Moody's Rates Hedge Funds

Date: Tuesday, September 5, 2006
Author: HFN Daily Report

Rating company Moody's Investors Service has begun evaluating and assigning operations quality ratings to hedge funds.

According to Moody's, hedge fund portfolios often lack transparency and are difficult to value. Also, since fund managers are often focused on portfolio management rather than on the details of day to day administration, investors are rightly concerned about operational risk.

To help give investors an independent third-party assessment, Moody's has assembled a team headed by managing director Gary Witt. A statistician by training, Witt also spent a decade trading derivatives at Citibank, General Re and Sakura Global Capital before joining Moody's in 2000.

Witt says the idea for having an operations risk-focused rating came from investors wanting to have a meaningful tool when evaluating funds.

"I spent a few months talking to investors, trying to figure out what would be a good product to offer," Witt says.

The Moody's team has come up with a monitored operations quality (OQ) ratings system that looks at operations but not market risk. The ratings range from OQ1, Excellent, to OQ5, Poor.

The highest rating, OQ1, is for funds with a very strong valuation process tailored to their investment strategies. They must have policies and procedures that are extensively documented, precisely executed and strongly enforced. All key service providers must be independent and highly proficient and well-qualified. Compliance risk for these funds is minimal, and background checks must have revealed no unresolved issues of concern.

For funds with the lowest rating, OQ5, there may be an inadequate valuation process and some key service providers could be of low quality or dependent on the fund. Compliance risk might be high and risk reporting could be lacking or absent. Background checks could also have revealed issues of concern.
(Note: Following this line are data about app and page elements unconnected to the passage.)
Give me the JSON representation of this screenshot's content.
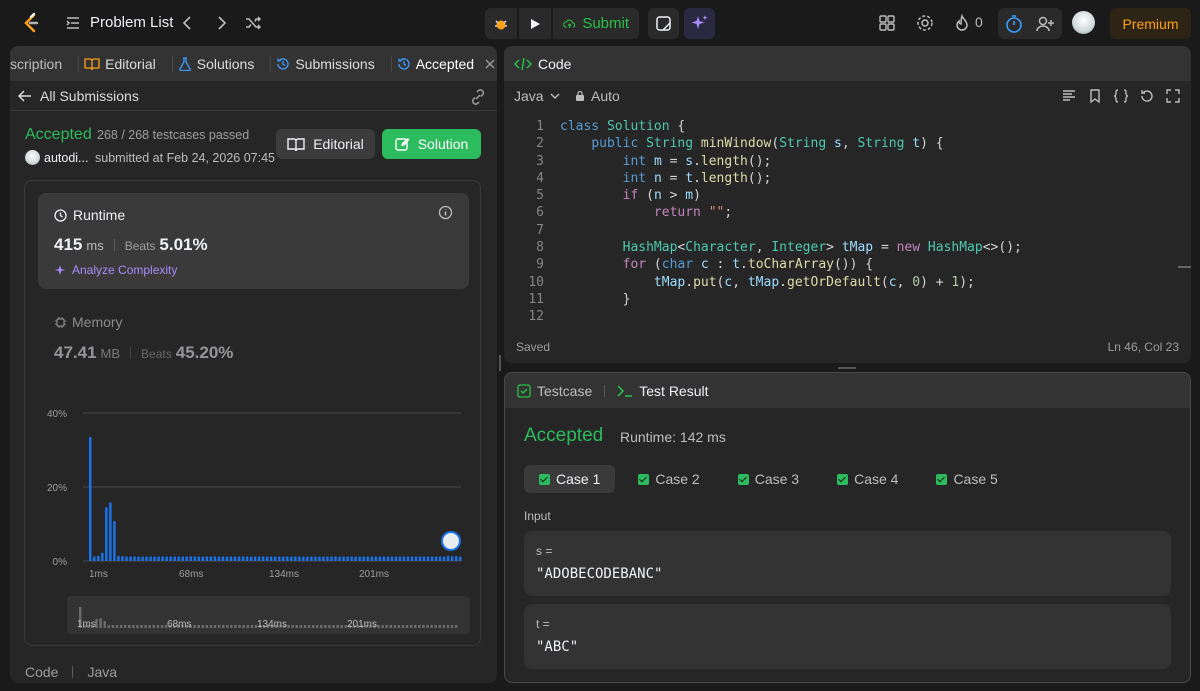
{
  "topbar": {
    "title": "Problem List",
    "submit_label": "Submit",
    "streak": "0",
    "premium_label": "Premium"
  },
  "left": {
    "tabs": [
      "scription",
      "Editorial",
      "Solutions",
      "Submissions",
      "Accepted"
    ],
    "back_label": "All Submissions",
    "status": "Accepted",
    "testcases": "268 / 268 testcases passed",
    "username": "autodi...",
    "submitted": "submitted at Feb 24, 2026 07:45",
    "editorial_btn": "Editorial",
    "solution_btn": "Solution",
    "runtime": {
      "title": "Runtime",
      "value": "415",
      "unit": "ms",
      "beats_label": "Beats",
      "beats": "5.01%",
      "analyze": "Analyze Complexity"
    },
    "memory": {
      "title": "Memory",
      "value": "47.41",
      "unit": "MB",
      "beats_label": "Beats",
      "beats": "45.20%"
    },
    "footer_code": "Code",
    "footer_lang": "Java"
  },
  "chart_data": {
    "type": "bar",
    "yticks": [
      "40%",
      "20%",
      "0%"
    ],
    "xticks": [
      "1ms",
      "68ms",
      "134ms",
      "201ms"
    ],
    "ylim": [
      0,
      40
    ],
    "values": [
      33.5,
      1.2,
      1.4,
      2.2,
      14.5,
      15.8,
      10.8,
      1.4,
      1.3,
      1.2,
      1.2,
      1.2,
      1.2,
      1.2,
      1.2,
      1.2,
      1.2,
      1.2,
      1.2,
      1.2,
      1.2,
      1.2,
      1.2,
      1.2,
      1.2,
      1.2,
      1.2,
      1.2,
      1.2,
      1.2,
      1.2,
      1.2,
      1.2,
      1.2,
      1.2,
      1.2,
      1.2,
      1.2,
      1.2,
      1.2,
      1.2,
      1.2,
      1.2,
      1.2,
      1.2,
      1.2,
      1.2,
      1.2,
      1.2,
      1.2,
      1.2,
      1.2,
      1.2,
      1.2,
      1.2,
      1.2,
      1.2,
      1.2,
      1.2,
      1.2,
      1.2,
      1.2,
      1.2,
      1.2,
      1.2,
      1.2,
      1.2,
      1.2,
      1.2,
      1.2,
      1.2,
      1.2,
      1.2,
      1.2,
      1.2,
      1.2,
      1.2,
      1.2,
      1.2,
      1.2,
      1.2,
      1.2,
      1.2,
      1.2,
      1.2,
      1.2,
      1.2,
      1.2,
      1.2,
      1.4,
      1.3,
      1.3,
      1.2
    ],
    "bar_color": "#1a73e8",
    "grid": true
  },
  "code": {
    "title": "Code",
    "language": "Java",
    "mode": "Auto",
    "saved": "Saved",
    "position": "Ln 46, Col 23"
  },
  "result": {
    "tab_testcase": "Testcase",
    "tab_result": "Test Result",
    "status": "Accepted",
    "runtime": "Runtime: 142 ms",
    "cases": [
      "Case 1",
      "Case 2",
      "Case 3",
      "Case 4",
      "Case 5"
    ],
    "input_label": "Input",
    "vars": [
      {
        "name": "s =",
        "value": "\"ADOBECODEBANC\""
      },
      {
        "name": "t =",
        "value": "\"ABC\""
      }
    ]
  },
  "colors": {
    "accent": "#2cbb5d",
    "premium": "#ffa116",
    "bar": "#1a73e8"
  }
}
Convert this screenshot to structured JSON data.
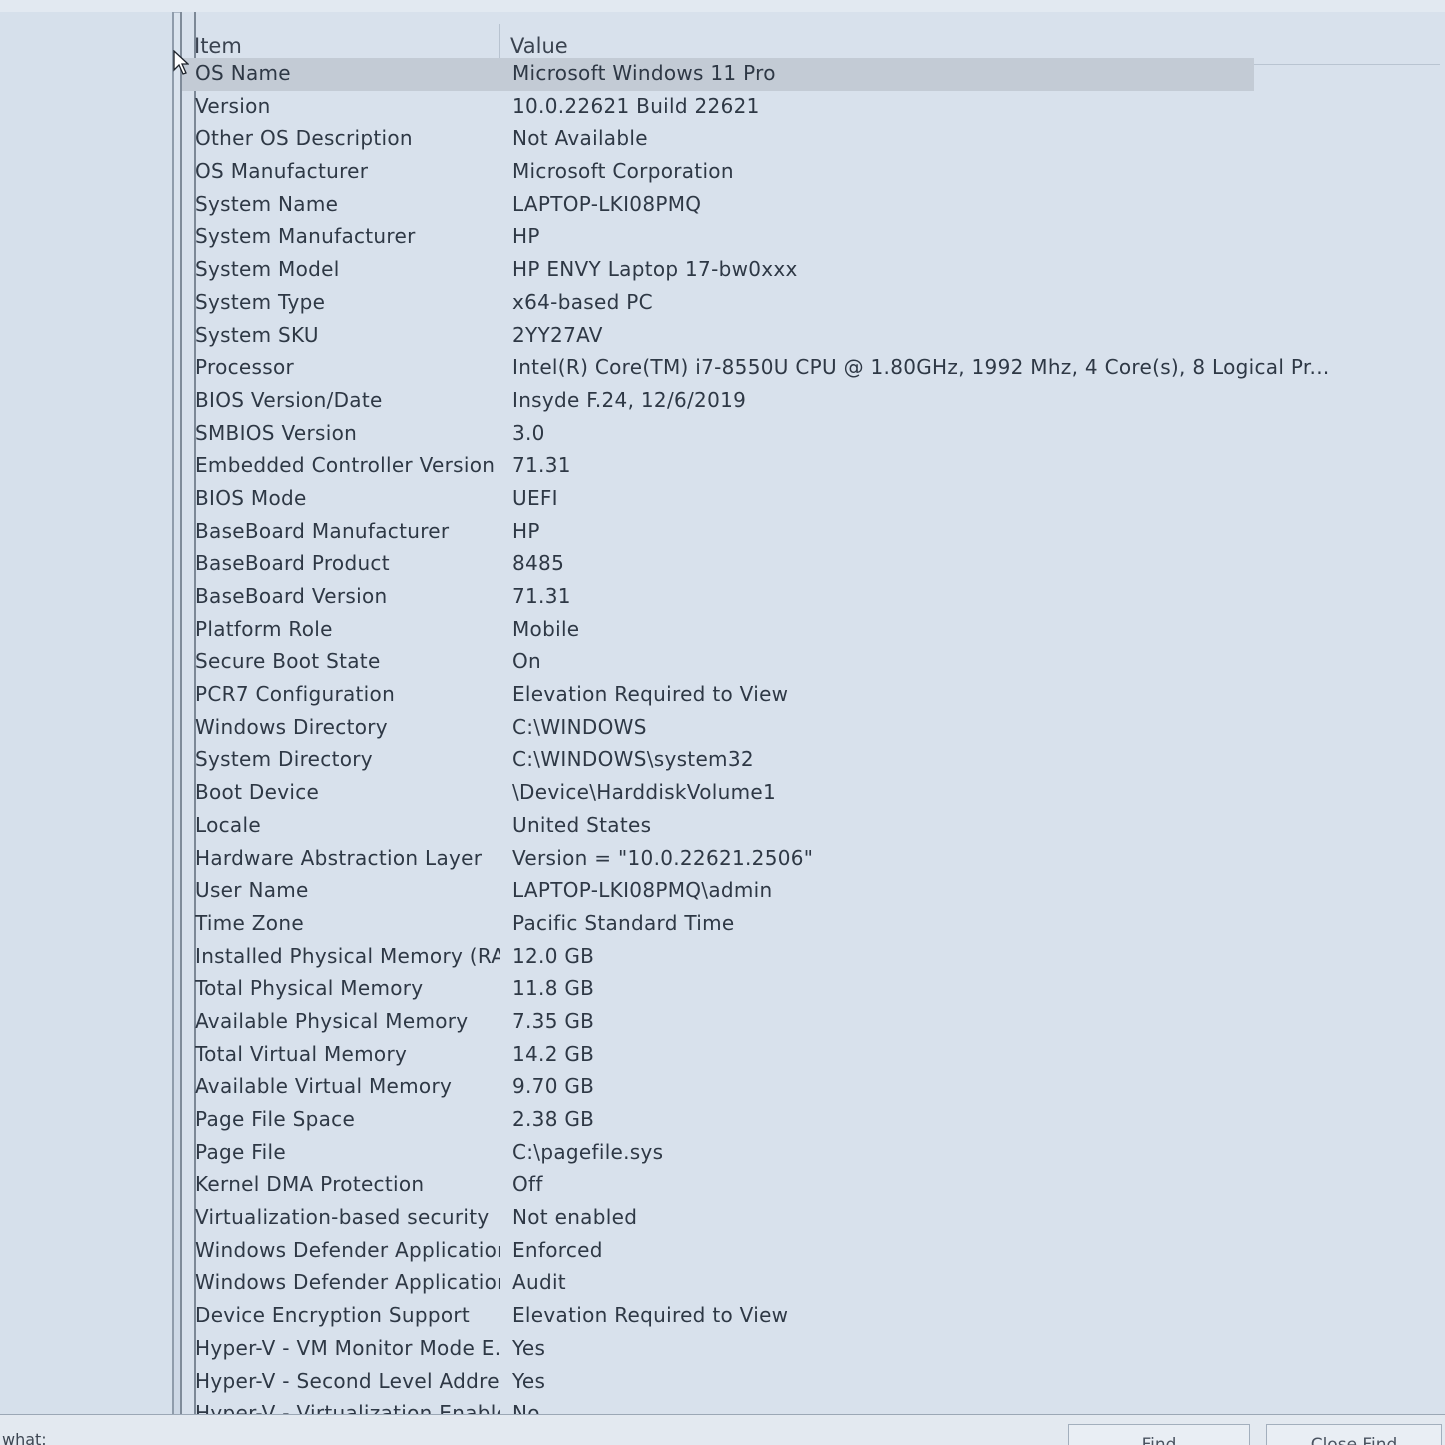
{
  "header": {
    "item_label": "Item",
    "value_label": "Value"
  },
  "rows": [
    {
      "item": "OS Name",
      "value": "Microsoft Windows 11 Pro"
    },
    {
      "item": "Version",
      "value": "10.0.22621 Build 22621"
    },
    {
      "item": "Other OS Description",
      "value": "Not Available"
    },
    {
      "item": "OS Manufacturer",
      "value": "Microsoft Corporation"
    },
    {
      "item": "System Name",
      "value": "LAPTOP-LKI08PMQ"
    },
    {
      "item": "System Manufacturer",
      "value": "HP"
    },
    {
      "item": "System Model",
      "value": "HP ENVY Laptop 17-bw0xxx"
    },
    {
      "item": "System Type",
      "value": "x64-based PC"
    },
    {
      "item": "System SKU",
      "value": "2YY27AV"
    },
    {
      "item": "Processor",
      "value": "Intel(R) Core(TM) i7-8550U CPU @ 1.80GHz, 1992 Mhz, 4 Core(s), 8 Logical Pr..."
    },
    {
      "item": "BIOS Version/Date",
      "value": "Insyde F.24, 12/6/2019"
    },
    {
      "item": "SMBIOS Version",
      "value": "3.0"
    },
    {
      "item": "Embedded Controller Version",
      "value": "71.31"
    },
    {
      "item": "BIOS Mode",
      "value": "UEFI"
    },
    {
      "item": "BaseBoard Manufacturer",
      "value": "HP"
    },
    {
      "item": "BaseBoard Product",
      "value": "8485"
    },
    {
      "item": "BaseBoard Version",
      "value": "71.31"
    },
    {
      "item": "Platform Role",
      "value": "Mobile"
    },
    {
      "item": "Secure Boot State",
      "value": "On"
    },
    {
      "item": "PCR7 Configuration",
      "value": "Elevation Required to View"
    },
    {
      "item": "Windows Directory",
      "value": "C:\\WINDOWS"
    },
    {
      "item": "System Directory",
      "value": "C:\\WINDOWS\\system32"
    },
    {
      "item": "Boot Device",
      "value": "\\Device\\HarddiskVolume1"
    },
    {
      "item": "Locale",
      "value": "United States"
    },
    {
      "item": "Hardware Abstraction Layer",
      "value": "Version = \"10.0.22621.2506\""
    },
    {
      "item": "User Name",
      "value": "LAPTOP-LKI08PMQ\\admin"
    },
    {
      "item": "Time Zone",
      "value": "Pacific Standard Time"
    },
    {
      "item": "Installed Physical Memory (RAM)",
      "value": "12.0 GB"
    },
    {
      "item": "Total Physical Memory",
      "value": "11.8 GB"
    },
    {
      "item": "Available Physical Memory",
      "value": "7.35 GB"
    },
    {
      "item": "Total Virtual Memory",
      "value": "14.2 GB"
    },
    {
      "item": "Available Virtual Memory",
      "value": "9.70 GB"
    },
    {
      "item": "Page File Space",
      "value": "2.38 GB"
    },
    {
      "item": "Page File",
      "value": "C:\\pagefile.sys"
    },
    {
      "item": "Kernel DMA Protection",
      "value": "Off"
    },
    {
      "item": "Virtualization-based security",
      "value": "Not enabled"
    },
    {
      "item": "Windows Defender Application...",
      "value": "Enforced"
    },
    {
      "item": "Windows Defender Application...",
      "value": "Audit"
    },
    {
      "item": "Device Encryption Support",
      "value": "Elevation Required to View"
    },
    {
      "item": "Hyper-V - VM Monitor Mode E...",
      "value": "Yes"
    },
    {
      "item": "Hyper-V - Second Level Addres...",
      "value": "Yes"
    },
    {
      "item": "Hyper-V - Virtualization Enable...",
      "value": "No"
    }
  ],
  "selected_row_index": 0,
  "footer": {
    "find_what_label": "what:",
    "find_button": "Find",
    "close_find_button": "Close Find"
  },
  "icons": {
    "cursor": "mouse-pointer-icon"
  }
}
Where appropriate, Moody's may also add a plus or a minus modifier if a fund ranks in the higher or lower end of a designated category.

Moody's does not plan to issue unsolicited OQ ratings. If a fund manager makes a specific request for a rating, the Moody's team will request documentation and general information. This will include the investment management agreement, offering memorandum, subscription and redemption documents, internal control procedures, previous audit reports and other documents.

The ratings team will then discuss various issues with fund personnel before conducting an on-site visit. When necessary, the team will ask the manager for direct contact with third party service providers. Interviews with less known providers will naturally be more extensive than those with well known firms.

New York-based Sorin Capital Management was the first hedge fund firm to acquire a rating by Moody's. The fixed income relative value manager currently has about $335 million in assets under management. Moody's ranked Sorin OQ1-.

"In the rating that have just finished, we went to the administrator's offices, met with them, talked with them in detail about their business in general and about it specifically relative to this one fund," says Witt. "We talked to the auditor over the phone and we got a lot of background information about the auditor. The prime broker was somebody extremely well known to us."

As with other Moody's ratings, the team discusses a fund and then votes on a rating recommendation. The operations quality rating is then posted on the alternative investments area of Moody's Web site along with a report describing the firm's rationale for the rating.

People wanting to view the ratings have to demonstrate they are accredited investors. Then, with a user name and password, investors have access to ratings and rating reports at no charge.

The rating process will not end there, however. Moody's will continue to monitor the fund's processes and update ratings on at least an annual basis. Ratings will be updated more frequently if necessitated by fund-related events such as a change in auditor or administrator or the loss of a key person at the fund.

"The goal is to have annual reviews on site for each fund," says Witt. "They won't be as extensive as the initial rating." Witt says the amount of time the team spends will depend upon what has happened at the fund since the last visit and what new issues the team uncovers.

According to Witt, Moody's decided against rating market risk due to the special difficulties of measuring market risk in hedge funds. For one thing, hedge fund managers are notoriously proprietary and not excited about revealing the details of their positions to outsiders. Also, those positions change rapidly, and funds do not want firm restrictions on the risks they are allowed to take. While Witt says Moody's might consider rating market risk in the future, the firm is focused strictly on operational risk for now.

Witt says Moody's will likely tend to specialize in fixed-income funds to some extent, at least at the beginning, both because these funds are already familiar with Moody's and because there are more concerns about operations risk in fixed-income funds.